Bob Buckley: NDIS autism cost estimates ‘wrong’

By bobb | Tue, 26/1/2016 - 09:20

by Rick Morton, The Australian

A showdown between autism experts and the agency responsible for the $22 billion national disability insurance scheme is likely by the end of the week with some scheme managers pushing to water down evidence about what treatments work.

The NDIS agency commissioned a panel of experts to report back about the evidence base for early intervention therapies that it will offer as part of packages for children under the age of seven with autism or other developmental delays.

Autism experts’ alarm over NDIS problems

By Anonymous (not verified) | Wed, 20/1/2016 - 00:00

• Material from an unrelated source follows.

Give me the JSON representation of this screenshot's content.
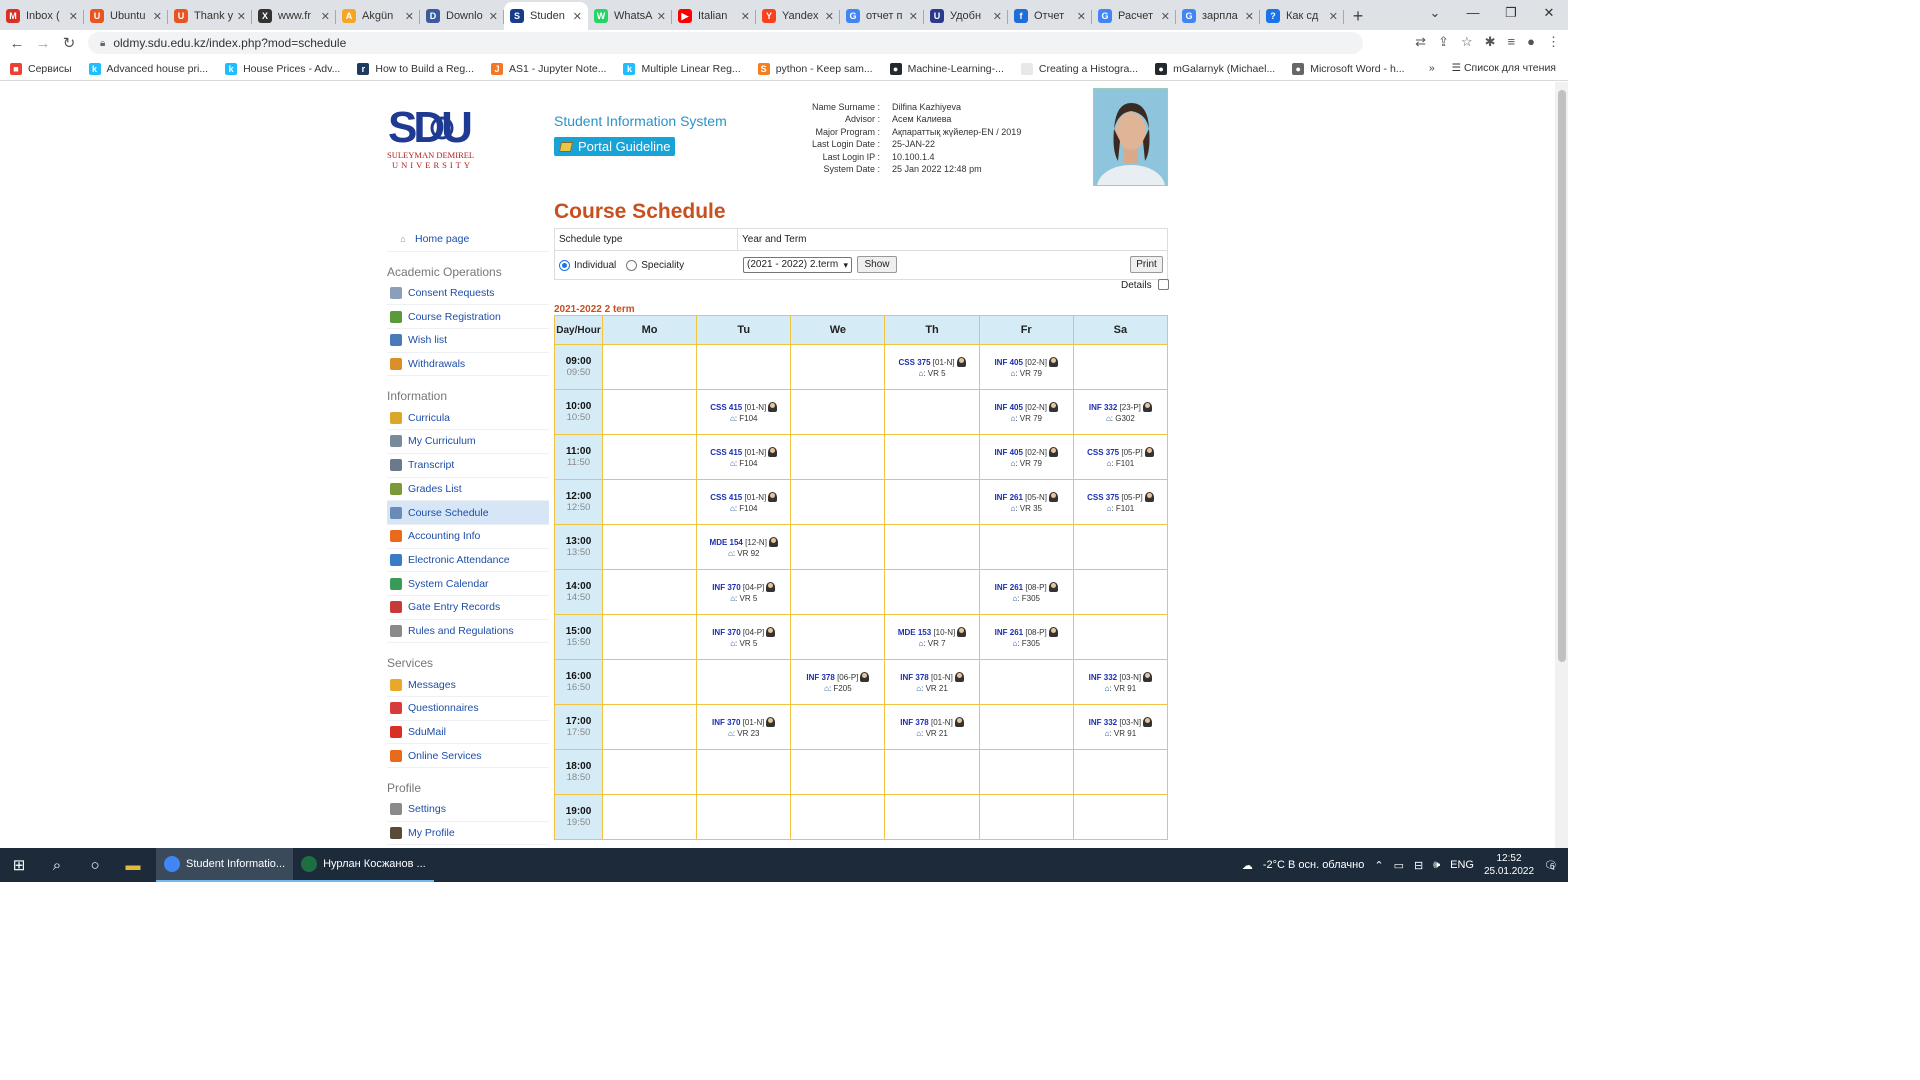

by Rick Morton, The Australian

Autism experts have repeatedly told the managers of the $22 billion national disability insurance scheme they face urgent problems on two fronts that will end up reducing children’s treatment and ramping up the program’s costs by hundreds of millions of dollars.

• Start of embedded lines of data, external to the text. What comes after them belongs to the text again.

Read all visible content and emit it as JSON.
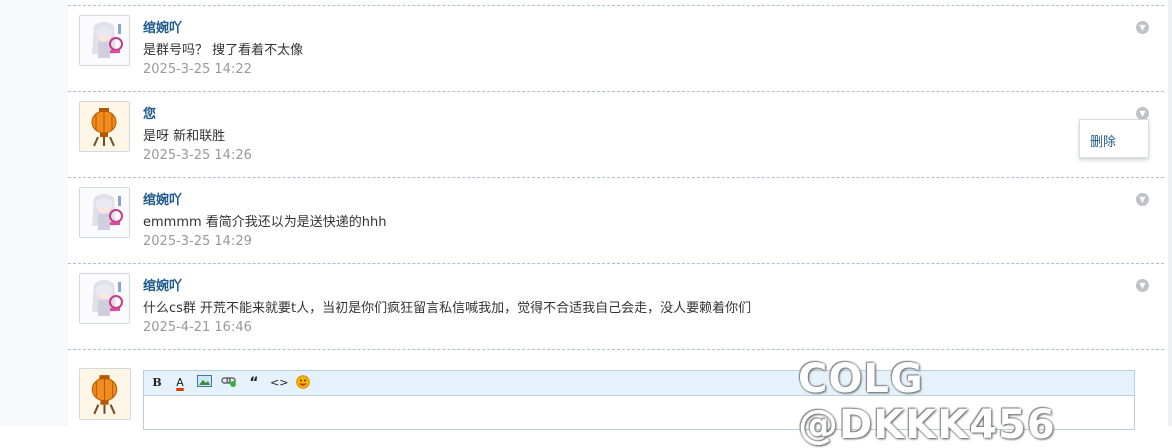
{
  "messages": [
    {
      "author": "绾婉吖",
      "text": "是群号吗？ 搜了看着不太像",
      "time": "2025-3-25 14:22",
      "avatar": "anime-girl-avatar"
    },
    {
      "author": "您",
      "text": "是呀 新和联胜",
      "time": "2025-3-25 14:26",
      "avatar": "lantern-avatar"
    },
    {
      "author": "绾婉吖",
      "text": "emmmm 看简介我还以为是送快递的hhh",
      "time": "2025-3-25 14:29",
      "avatar": "anime-girl-avatar"
    },
    {
      "author": "绾婉吖",
      "text": "什么cs群 开荒不能来就要t人，当初是你们疯狂留言私信喊我加，觉得不合适我自己会走，没人要赖着你们",
      "time": "2025-4-21 16:46",
      "avatar": "anime-girl-avatar"
    }
  ],
  "popup": {
    "delete_label": "删除"
  },
  "editor": {
    "toolbar": [
      {
        "name": "bold",
        "label": "B"
      },
      {
        "name": "font-color",
        "label": "A"
      },
      {
        "name": "image",
        "label": ""
      },
      {
        "name": "link",
        "label": ""
      },
      {
        "name": "quote",
        "label": "“"
      },
      {
        "name": "code",
        "label": "<>"
      },
      {
        "name": "emoji",
        "label": ""
      }
    ]
  },
  "watermark": "COLG @DKKK456",
  "colors": {
    "link": "#1f5a8a",
    "separator": "#a9c1d6",
    "toolbar_bg": "#e5f2fb"
  }
}
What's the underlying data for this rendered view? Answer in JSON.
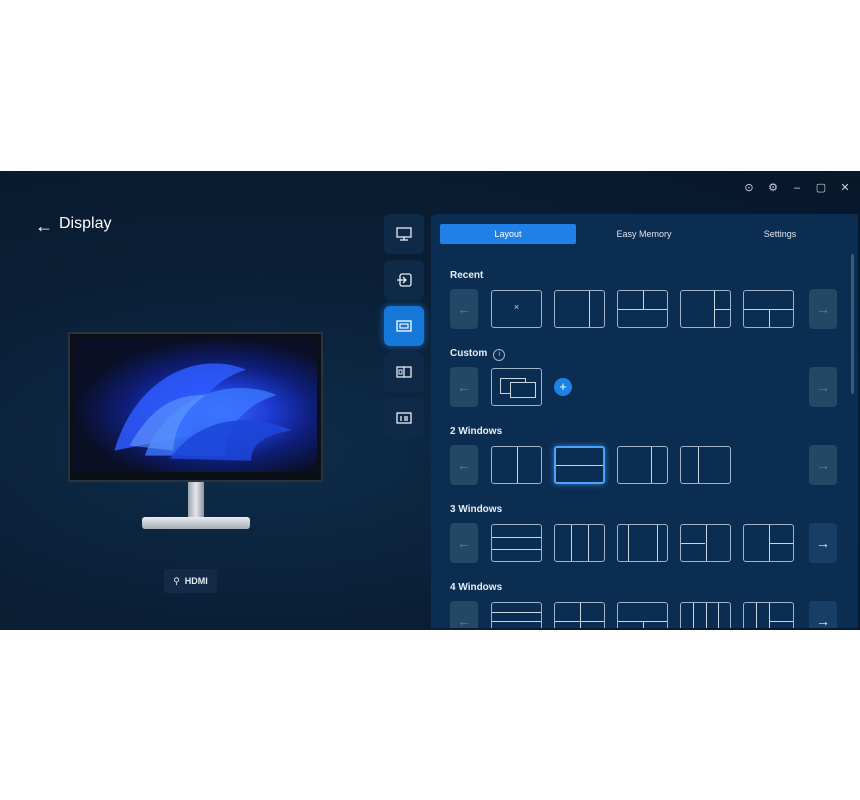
{
  "window": {
    "controls": [
      "⊙",
      "⚙",
      "–",
      "▢",
      "✕"
    ]
  },
  "header": {
    "back_icon": "arrow-left-icon",
    "title": "Display"
  },
  "input": {
    "label": "HDMI"
  },
  "rail": {
    "items": [
      "monitor-icon",
      "input-source-icon",
      "layout-icon",
      "pip-icon",
      "info-icon"
    ],
    "active_index": 2
  },
  "tabs": [
    {
      "label": "Layout",
      "active": true
    },
    {
      "label": "Easy Memory",
      "active": false
    },
    {
      "label": "Settings",
      "active": false
    }
  ],
  "sections": {
    "recent": "Recent",
    "custom": "Custom",
    "two": "2 Windows",
    "three": "3 Windows",
    "four": "4 Windows"
  },
  "recent_empty_mark": "×",
  "nav": {
    "left": "←",
    "right": "→"
  },
  "add_label": "+",
  "info_label": "i",
  "colors": {
    "background": "#0a1f36",
    "panel": "#0c2d52",
    "accent": "#1f80e6"
  }
}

The landmark scheme, which has been trialled in most states and begins the transition to full rollout this year, was designed to include early-intervention therapy for children under the age of six with developmental delays or children under seven with an ­autism diagnosis.

2015 Wrap - The Year in Numbers

By bobb | Sat, 26/12/2015 - 00:00

From all of us at Autism CRC, we wish you a very safe and happy holiday season.  As 2015 comes to a close, we have reviewed the year in numbers:

43 research projects are underway across our three research programs in diagnosis, education and adulthood.  
8 projects are currently being finalised and we look forward to updating you on the results of these projects early next year.
Our 51 Participants, together with other collaborators, across Australia and internationally are working together to transform the lives of people on the autism spectrum.

Outgrowing Autism? A Closer Look at Children Who Read Early or Speak Late

By bobb | Sat, 12/12/2015 - 08:49

Some of these children may never have had autism in the first place, despite being diagnosed with it

By Darold A. Treffert on December 9, 2015

The headlines read “New study suggests autism can be outgrown”, or “outgrowing autism: a doctor’s surprise and wonder.” The stories are based on studies reporting that 7-9% of children with a documented early autistic syndrome disorder (ASD) have no symptoms of the disorder on follow-up later in childhood or adolescence. That is good news. The question is how to account for it.

Huntfield Heights AEIOU Foundation Centre under investigation over claims of assault involving two children

By bobb | Thu, 3/12/2015 - 07:46

THE state’s largest specialist childcare facility for autistic children is at the centre of a police and Child Protection Service investigation into allegations of assault involving two young children.

Two female staff at the Huntfield Heights AEIOU Foundation Centre are on extended leave while the investigations are under way.

The police probe is being conducted by the family violence investigation branch in the South Coast CIB, and detectives are working closely with Flinders Medical Centre’s Child Protection Service.

Senate committee calls for royal commission into disability abuse

By bobb | Fri, 27/11/2015 - 00:00

A Senate committee has found a royal commission is needed into the abuse of people with disabilities, after a parliamentary inquiry heard "shocking" and "cruel" examples of violence and neglect around Australia. 

The report, by the Senate's community affairs committee, found that while there are no clear national statistics on the prevalence of violence against people with disability, there is "overwhelming anecdotal evidence". 

Conversations about autism need to include people like me

By bobb | Thu, 19/11/2015 - 13:32

Amy Smith​

When it was reported that a Blacktown mother had been accused of chaining her autistic son to a bed, chief executive of Autism Awareness Australia Nicole Rogerson urged the community to show compassion to the mother for her desperate situation.

"I am the parent of a child with autism, so I obviously view it that way, and I think there's a bigger story here. I don't think it's black and white. I think we should be grown up enough to have a wider conversation," Rogerson said.